Campaign for recording of lectures and make them accessible via moodle.
Kenyan version
During my first week in office I shall install Wi-Fi routers in all rooms and chill spots under my jurisdiction.

3. On academic feedback.
British version
Standardize feedback for all graded assignments
Kenyan version
We shall not allow the old professors to sleep with our ladies for grades.

4. On course awareness and personal advising
British version
End of year presentations by professors for all upcoming courses.
Kenyan version
Comrades riiiaaa! Comrades tialala! Comrades akchuu!
5. On transparency and communication.
British version
Re-evaluate the role of the reps to make it more dependable and responsible.
Kenyan version

With a penta-point power manifesto I slept and dreamed of the riches I would acquire after we won. Morning came and I called few goons from retirement to help me request our main competitor to step down feigning that he would not deliver as well as my Bobby. I met them at Landmawe, we ate Tuna with Ugali at a joint then passed by a sanctuary to fill up with some spirits and burn incense.
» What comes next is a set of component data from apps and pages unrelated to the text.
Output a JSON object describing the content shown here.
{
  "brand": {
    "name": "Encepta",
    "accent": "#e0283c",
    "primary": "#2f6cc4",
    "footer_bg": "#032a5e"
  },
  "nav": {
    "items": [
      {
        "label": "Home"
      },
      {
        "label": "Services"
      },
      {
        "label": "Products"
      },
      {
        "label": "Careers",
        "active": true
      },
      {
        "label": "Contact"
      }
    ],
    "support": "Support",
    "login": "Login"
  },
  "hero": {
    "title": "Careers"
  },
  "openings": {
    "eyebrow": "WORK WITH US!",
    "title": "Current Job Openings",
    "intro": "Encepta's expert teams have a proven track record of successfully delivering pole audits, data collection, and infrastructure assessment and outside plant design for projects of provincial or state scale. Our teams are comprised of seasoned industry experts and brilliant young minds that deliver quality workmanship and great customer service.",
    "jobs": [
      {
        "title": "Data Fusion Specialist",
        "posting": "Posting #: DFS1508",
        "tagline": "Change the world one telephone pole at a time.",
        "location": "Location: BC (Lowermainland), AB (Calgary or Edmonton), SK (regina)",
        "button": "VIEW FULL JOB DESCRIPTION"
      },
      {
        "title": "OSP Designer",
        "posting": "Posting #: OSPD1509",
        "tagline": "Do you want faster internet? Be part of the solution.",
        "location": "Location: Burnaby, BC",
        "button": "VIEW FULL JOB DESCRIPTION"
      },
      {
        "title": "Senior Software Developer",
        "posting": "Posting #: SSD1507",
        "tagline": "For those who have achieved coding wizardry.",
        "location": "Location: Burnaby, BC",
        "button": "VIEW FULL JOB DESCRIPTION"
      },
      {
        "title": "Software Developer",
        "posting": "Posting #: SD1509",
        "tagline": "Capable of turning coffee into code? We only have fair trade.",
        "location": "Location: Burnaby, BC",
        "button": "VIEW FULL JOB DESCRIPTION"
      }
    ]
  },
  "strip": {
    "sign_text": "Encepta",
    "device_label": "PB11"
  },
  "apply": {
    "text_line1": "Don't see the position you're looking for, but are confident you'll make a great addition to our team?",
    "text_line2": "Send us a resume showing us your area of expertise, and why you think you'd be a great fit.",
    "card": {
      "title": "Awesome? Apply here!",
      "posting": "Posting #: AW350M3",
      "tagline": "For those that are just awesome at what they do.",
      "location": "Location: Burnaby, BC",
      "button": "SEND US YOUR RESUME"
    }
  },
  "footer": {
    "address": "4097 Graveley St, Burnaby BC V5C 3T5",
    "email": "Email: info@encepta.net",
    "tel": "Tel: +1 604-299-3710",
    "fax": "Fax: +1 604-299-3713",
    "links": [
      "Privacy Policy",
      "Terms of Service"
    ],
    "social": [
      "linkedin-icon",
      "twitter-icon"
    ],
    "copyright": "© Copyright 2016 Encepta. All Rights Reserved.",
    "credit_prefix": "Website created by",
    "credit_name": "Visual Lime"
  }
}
The goons were raring to perform. A few hours later the opponent made an official declaration of surrender on Facebook and twitter, saying that he believed in Bobby.

University of Nairobi Students during SONU campaigns.
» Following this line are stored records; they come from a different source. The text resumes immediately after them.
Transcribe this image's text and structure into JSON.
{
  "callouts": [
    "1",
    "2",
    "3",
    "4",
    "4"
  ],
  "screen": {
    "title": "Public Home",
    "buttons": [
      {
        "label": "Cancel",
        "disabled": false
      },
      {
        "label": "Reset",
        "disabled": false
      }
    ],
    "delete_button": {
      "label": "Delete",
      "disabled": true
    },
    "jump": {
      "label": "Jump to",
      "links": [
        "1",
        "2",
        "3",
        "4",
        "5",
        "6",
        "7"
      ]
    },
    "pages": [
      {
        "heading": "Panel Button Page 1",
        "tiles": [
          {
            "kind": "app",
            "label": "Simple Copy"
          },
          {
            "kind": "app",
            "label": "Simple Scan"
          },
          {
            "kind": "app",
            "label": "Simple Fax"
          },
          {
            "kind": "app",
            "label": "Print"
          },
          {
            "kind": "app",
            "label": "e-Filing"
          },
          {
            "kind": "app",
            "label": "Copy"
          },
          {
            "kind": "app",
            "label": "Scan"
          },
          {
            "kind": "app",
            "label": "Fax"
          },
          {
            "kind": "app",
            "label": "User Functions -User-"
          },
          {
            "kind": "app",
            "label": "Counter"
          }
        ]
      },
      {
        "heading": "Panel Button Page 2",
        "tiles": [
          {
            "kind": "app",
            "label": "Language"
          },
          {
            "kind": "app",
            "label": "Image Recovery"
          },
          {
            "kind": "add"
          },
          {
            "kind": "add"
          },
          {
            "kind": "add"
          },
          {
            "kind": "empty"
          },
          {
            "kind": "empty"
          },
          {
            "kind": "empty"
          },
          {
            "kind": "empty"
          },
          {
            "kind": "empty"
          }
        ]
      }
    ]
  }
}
I received six thousand for that day’s inconveniences from Bobby; I treated the goons to supper and spent three thousand on them in total before calling my landlord, I was paying for the following month’s rent in advance.
PS. That was not in the payment package but this was a winning manifesto.
The candidate going for Social welfare secretary status heard of my heroic deeds and met me at my digs. He needed me to work for him too. His campaigns required extra shrewdness and spice-just my type. He left me seven hundred shillings for commitment and a promise of more. He was power greedy and foolish enough to show me the money. After he left, I called Anniversary Towers 21st floor and told the receptionist at HELB to tell Ringera to send me an invoice for my loan and to use the un-disbursed amount of money for his data.
Three weeks later.
The social welfare candidate came second in the poll, collecting seventy three votes against the opponent’s two thousand six hundred votes. He was sweating and breathing hell when he arrived at my room that evening. His running mate- Jemimah-was cooking goat liver and Biriani for my supper, an opened bottle of Chardonnay was breathing on the table and I was watching John Snow take on Ramsey on a 32- inch screen I had bought a week earlier.
“Jemmi, how could you betray me and sleep with the man who orchestrated our downfall?” he reprimanded her.
“Hey. You there. Not so fast brother. I warned you but you never heeded to my advice and leave Jemmi out of this,” I stood,” You brought in all that smart crap and made us vulnerable. If you stuck with the original plan, my plan, we would be popping champagne somewhere else.”
I poured him a glass of wine and gave him a pat on the back.
“I know you are not going to pay me because we lost, but I have a plan. I have information that it was rigged, someone has the photos of the extra boxes but they are asking for money. Crazy Kenyans you know how they are. If you are willing to fight for your rights, I am your guy,” I offered.
“Look here, I don’t trust you but if you can do that I am doubling your cut,” he promised.
“I also don’t trust you, the first installment comes in first thing tomorrow morning then we will see about it.”
He left after throwing Jemimah a fierce glance.
“I don’t know why but I want your brain genes in my children,” Jemimah said. I wished I could say the same for her.
“We will see about …” a call from Bobby came through, interrupting us.
“Man we nailed it, sasa nataka tupange kazi,” he reiterated the statement in my head, showing me the bigger picture.
“Oh congrats, you are genius man. I wish I was there to celebrate with you. I traveled to the village with regards to the story I was telling you about. I need some money to pay for the hospital bill; if you help me out I will be so glad.” As a manifesto writer manipulating people and twisting their emotions becomes so easy that you do it with a smile.
“Let me see how I can help you out.”
If he sent the money or not I was contented with what I had. He had paid three folds what the original deal had, plus I had a new girl.